Many organisations are investing heavily in training. Some organisations have impactful training or Learning and Development units set up. The biggest companies even have their own ‘academy’ or ‘university’. Not to forget, the government also has several schemes which businesses and individuals can tap to defray the cost of training. For example, the Singapore Service Star provides workshop and seminar training to retail establishments, F&B outlets and nightspots estimated to cost around S$4,400 per employee annually. Businesses are even able to tap this scheme to send their employees on subsidised overseas learning trips.
If you are doubtful about the benefits you might have after undergoing an upgrading programme, think again. “While we cannot discount the working experience and the performance components, employees who seek to upgrade themselves will stand a better chance of being more employable. Going for work-related training and networking sessions such as those organised by the Singapore Service Star helps to keep workers in tune with the latest trends and allows them to learn from some of the best in the industry,”Bentley attested.
And is it possible to upgrade your skills on an individual basis? Yes, there are numerous courses you can sign up for to upgrade various technical and soft skills. At the same time, there are many public run of courses offered by various institutions that staff can get their companies to sponsor.What’s behind the training masterplans?
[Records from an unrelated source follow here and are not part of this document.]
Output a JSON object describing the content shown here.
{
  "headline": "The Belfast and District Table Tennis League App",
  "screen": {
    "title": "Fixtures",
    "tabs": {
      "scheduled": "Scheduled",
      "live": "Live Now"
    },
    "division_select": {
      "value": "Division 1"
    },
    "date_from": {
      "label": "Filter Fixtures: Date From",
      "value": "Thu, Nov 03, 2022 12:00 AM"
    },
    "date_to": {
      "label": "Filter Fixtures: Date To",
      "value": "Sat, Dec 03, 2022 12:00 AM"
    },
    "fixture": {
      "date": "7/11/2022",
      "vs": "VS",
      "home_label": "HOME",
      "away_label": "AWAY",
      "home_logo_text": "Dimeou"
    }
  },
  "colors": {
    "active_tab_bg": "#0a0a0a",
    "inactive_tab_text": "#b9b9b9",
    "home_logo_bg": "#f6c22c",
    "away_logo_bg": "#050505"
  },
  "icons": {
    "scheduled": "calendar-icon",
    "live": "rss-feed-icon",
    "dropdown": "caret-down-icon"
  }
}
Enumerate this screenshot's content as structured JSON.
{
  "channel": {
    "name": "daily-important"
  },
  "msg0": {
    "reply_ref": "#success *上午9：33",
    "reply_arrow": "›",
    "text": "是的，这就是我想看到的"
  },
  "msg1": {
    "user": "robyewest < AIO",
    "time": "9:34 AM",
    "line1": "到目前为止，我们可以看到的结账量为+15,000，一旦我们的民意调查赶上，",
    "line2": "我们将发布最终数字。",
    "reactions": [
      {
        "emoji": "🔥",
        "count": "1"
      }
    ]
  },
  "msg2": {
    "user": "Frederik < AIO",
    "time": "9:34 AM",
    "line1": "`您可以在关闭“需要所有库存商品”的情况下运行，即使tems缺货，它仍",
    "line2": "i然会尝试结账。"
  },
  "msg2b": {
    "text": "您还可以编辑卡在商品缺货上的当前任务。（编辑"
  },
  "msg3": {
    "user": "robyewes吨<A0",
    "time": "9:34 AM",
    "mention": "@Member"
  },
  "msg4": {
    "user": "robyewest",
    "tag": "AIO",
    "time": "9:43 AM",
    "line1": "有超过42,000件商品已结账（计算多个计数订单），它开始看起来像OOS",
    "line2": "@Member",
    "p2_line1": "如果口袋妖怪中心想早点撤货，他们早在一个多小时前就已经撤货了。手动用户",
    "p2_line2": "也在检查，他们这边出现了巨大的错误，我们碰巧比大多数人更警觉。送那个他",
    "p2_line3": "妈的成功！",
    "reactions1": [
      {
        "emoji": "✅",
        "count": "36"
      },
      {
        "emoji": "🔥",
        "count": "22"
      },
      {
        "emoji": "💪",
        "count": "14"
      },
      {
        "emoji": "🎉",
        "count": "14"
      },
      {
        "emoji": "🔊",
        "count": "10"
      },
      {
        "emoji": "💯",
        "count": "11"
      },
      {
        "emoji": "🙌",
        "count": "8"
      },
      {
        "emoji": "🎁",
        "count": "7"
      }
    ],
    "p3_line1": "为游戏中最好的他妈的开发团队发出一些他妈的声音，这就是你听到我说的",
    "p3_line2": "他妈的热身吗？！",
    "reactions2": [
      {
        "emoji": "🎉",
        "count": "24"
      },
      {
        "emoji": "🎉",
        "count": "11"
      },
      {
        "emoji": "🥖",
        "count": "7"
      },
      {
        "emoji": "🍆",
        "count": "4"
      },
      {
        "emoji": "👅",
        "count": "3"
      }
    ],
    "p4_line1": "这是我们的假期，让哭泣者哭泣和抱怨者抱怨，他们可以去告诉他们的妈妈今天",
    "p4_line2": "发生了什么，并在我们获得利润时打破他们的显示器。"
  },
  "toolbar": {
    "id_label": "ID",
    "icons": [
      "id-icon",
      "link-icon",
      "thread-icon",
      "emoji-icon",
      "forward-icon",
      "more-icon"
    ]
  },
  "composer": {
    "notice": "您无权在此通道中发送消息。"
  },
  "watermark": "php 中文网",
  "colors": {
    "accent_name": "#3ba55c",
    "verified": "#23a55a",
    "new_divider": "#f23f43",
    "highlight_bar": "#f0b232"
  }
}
Amidst all these initiatives, the Ministry of Manpower and Singapore Workforce Development Authority will develop two CET campuses in Paya Lebar and Jurong to serve as key focal points for skills upgrading. The campuses are expected to provide about a combined total of 150,000 training places annually. This further underscores Singapore’s continuing commitment to CET and its increasing importance in augmenting economic competitiveness as well as enhancing workers’ employability. For employers, it aims to enhance quality and productivity by helping workers acquire industry relevant skills and stay ahead of industry developments. For all Singaporeans, not only it will form the fundamentals of a lifelong learning system to help workers find your niches, seize opportunities in new growth areas and remain relevant and employable, it will also enable you, including rank-and-file workers and professionals, managers, executives and technicians (PMETs) to remain employable with new and better skills. With this thrust, nearly 80% of Singapore’s resident workforce will have at least a diploma qualification by 2020, compared to 36% in 2007.